▸ RECORDS PROVIDED:
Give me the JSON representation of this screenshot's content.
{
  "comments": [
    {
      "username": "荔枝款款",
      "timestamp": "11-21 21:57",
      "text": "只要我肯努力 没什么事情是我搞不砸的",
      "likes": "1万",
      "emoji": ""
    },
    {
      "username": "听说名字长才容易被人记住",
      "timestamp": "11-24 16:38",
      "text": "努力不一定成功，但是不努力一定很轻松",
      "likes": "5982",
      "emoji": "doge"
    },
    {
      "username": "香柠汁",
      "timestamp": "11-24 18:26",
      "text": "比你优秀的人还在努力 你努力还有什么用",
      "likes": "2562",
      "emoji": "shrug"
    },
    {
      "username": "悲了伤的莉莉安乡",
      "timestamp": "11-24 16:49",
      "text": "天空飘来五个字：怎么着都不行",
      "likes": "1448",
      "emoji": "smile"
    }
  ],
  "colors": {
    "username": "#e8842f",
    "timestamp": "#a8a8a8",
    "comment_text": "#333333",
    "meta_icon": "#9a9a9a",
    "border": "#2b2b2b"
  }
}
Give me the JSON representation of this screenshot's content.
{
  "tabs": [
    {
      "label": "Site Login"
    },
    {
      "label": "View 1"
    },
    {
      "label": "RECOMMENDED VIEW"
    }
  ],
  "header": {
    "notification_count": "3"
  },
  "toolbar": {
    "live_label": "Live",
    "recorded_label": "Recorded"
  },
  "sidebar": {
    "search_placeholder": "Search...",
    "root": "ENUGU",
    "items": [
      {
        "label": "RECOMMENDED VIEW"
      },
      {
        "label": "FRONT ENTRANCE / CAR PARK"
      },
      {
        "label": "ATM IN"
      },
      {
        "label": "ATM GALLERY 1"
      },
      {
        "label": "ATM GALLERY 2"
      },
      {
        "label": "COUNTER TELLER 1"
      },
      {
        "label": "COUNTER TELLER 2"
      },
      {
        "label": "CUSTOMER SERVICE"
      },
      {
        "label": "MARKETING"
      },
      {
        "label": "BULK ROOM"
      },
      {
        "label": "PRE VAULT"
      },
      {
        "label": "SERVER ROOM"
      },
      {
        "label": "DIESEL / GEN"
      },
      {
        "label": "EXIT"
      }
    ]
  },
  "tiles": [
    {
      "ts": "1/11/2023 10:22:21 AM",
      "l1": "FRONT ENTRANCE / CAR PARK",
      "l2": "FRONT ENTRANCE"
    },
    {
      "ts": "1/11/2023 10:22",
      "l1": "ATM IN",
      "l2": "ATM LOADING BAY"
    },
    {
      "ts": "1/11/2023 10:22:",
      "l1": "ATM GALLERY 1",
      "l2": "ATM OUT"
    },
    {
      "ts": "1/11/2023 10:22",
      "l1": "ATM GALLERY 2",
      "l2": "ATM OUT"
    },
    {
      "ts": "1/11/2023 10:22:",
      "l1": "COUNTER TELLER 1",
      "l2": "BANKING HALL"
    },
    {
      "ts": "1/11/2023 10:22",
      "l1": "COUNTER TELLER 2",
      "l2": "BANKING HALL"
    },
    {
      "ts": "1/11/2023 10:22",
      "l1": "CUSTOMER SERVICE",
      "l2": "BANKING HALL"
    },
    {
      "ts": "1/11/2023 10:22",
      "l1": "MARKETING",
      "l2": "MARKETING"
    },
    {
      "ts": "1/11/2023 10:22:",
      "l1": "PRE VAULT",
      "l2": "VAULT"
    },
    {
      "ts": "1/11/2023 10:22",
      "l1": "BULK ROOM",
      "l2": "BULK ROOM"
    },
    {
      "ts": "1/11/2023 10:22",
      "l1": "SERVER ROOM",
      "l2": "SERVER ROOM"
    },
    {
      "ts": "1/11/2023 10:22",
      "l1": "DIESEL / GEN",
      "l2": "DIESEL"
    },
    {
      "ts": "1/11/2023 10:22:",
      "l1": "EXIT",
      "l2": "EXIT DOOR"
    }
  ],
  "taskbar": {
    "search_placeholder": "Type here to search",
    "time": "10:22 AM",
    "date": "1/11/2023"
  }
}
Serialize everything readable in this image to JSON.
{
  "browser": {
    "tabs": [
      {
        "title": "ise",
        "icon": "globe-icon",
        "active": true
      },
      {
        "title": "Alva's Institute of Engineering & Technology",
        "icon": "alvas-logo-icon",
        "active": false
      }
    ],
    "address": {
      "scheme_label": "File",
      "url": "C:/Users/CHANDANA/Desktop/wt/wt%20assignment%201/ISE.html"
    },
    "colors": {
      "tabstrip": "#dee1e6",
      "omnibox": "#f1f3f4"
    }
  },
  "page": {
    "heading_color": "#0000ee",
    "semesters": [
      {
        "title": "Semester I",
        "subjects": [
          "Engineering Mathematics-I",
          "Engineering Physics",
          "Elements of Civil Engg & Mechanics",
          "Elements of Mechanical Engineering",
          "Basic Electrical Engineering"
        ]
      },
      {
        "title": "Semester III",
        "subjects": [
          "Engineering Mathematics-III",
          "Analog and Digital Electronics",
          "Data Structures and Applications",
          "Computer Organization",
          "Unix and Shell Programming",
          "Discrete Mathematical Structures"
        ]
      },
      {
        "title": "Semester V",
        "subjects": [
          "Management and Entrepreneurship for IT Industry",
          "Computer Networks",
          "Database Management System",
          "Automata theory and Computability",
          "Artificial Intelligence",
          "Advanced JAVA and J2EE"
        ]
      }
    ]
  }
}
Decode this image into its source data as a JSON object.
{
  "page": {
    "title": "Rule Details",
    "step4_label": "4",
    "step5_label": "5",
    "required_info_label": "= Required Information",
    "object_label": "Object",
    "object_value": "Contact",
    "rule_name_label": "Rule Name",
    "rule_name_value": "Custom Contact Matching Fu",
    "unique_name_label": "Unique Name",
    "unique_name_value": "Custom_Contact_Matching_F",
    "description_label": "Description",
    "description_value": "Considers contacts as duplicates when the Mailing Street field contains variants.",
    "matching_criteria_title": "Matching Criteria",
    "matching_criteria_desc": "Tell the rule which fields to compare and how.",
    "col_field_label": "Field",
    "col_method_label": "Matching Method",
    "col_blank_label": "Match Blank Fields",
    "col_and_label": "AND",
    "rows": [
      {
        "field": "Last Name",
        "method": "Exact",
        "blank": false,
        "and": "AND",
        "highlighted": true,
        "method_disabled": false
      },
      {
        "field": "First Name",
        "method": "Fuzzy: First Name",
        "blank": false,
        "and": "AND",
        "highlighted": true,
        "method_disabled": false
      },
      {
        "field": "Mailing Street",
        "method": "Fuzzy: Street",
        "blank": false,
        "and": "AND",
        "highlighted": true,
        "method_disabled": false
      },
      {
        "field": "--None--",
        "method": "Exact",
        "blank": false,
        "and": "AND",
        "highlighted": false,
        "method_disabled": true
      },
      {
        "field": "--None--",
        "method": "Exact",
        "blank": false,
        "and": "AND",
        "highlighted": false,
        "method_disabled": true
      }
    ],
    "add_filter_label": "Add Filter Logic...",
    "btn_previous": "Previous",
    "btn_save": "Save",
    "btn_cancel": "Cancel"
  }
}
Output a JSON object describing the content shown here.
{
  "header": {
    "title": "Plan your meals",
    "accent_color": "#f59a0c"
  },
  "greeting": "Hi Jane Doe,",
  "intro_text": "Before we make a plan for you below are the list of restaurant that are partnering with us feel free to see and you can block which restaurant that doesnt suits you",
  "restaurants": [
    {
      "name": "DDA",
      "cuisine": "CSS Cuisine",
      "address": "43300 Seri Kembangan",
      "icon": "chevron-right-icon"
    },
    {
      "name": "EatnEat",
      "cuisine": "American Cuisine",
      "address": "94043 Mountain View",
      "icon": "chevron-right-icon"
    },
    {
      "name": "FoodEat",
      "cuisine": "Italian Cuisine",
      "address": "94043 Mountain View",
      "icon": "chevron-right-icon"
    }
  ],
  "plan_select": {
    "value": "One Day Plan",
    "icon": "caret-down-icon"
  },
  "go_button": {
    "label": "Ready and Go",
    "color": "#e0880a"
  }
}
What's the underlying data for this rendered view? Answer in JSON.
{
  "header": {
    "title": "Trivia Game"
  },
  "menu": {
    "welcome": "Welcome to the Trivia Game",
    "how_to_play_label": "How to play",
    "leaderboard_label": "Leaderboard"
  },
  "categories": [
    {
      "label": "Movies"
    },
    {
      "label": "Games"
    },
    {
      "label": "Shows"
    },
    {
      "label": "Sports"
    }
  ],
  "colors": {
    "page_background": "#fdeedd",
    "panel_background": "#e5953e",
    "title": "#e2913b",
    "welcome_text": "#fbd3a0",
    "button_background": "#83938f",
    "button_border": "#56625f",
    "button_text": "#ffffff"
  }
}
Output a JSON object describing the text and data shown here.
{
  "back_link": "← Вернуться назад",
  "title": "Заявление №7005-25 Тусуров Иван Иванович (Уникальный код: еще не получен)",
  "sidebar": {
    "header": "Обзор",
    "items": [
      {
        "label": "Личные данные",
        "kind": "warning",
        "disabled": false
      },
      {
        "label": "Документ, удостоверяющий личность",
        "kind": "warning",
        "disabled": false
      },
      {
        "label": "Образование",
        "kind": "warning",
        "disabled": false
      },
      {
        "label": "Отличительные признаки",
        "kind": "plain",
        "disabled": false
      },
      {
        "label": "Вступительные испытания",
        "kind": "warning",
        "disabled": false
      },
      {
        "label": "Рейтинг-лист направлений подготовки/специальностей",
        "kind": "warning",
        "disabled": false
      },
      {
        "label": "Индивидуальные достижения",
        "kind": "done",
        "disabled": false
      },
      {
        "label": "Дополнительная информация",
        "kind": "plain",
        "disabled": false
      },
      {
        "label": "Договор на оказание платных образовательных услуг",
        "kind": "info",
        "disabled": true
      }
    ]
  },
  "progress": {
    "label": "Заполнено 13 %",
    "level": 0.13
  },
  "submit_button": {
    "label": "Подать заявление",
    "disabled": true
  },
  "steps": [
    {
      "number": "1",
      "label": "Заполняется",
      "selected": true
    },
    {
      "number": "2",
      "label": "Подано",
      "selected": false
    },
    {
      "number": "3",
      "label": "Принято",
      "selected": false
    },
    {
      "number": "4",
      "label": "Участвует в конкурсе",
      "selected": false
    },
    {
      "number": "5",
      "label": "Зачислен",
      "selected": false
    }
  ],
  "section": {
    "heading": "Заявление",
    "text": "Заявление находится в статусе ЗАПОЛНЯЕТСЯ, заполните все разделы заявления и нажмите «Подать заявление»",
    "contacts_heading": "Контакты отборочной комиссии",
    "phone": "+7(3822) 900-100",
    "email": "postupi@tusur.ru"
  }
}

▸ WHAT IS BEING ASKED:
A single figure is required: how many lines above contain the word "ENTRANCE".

▸ TASK SOLUTION:
3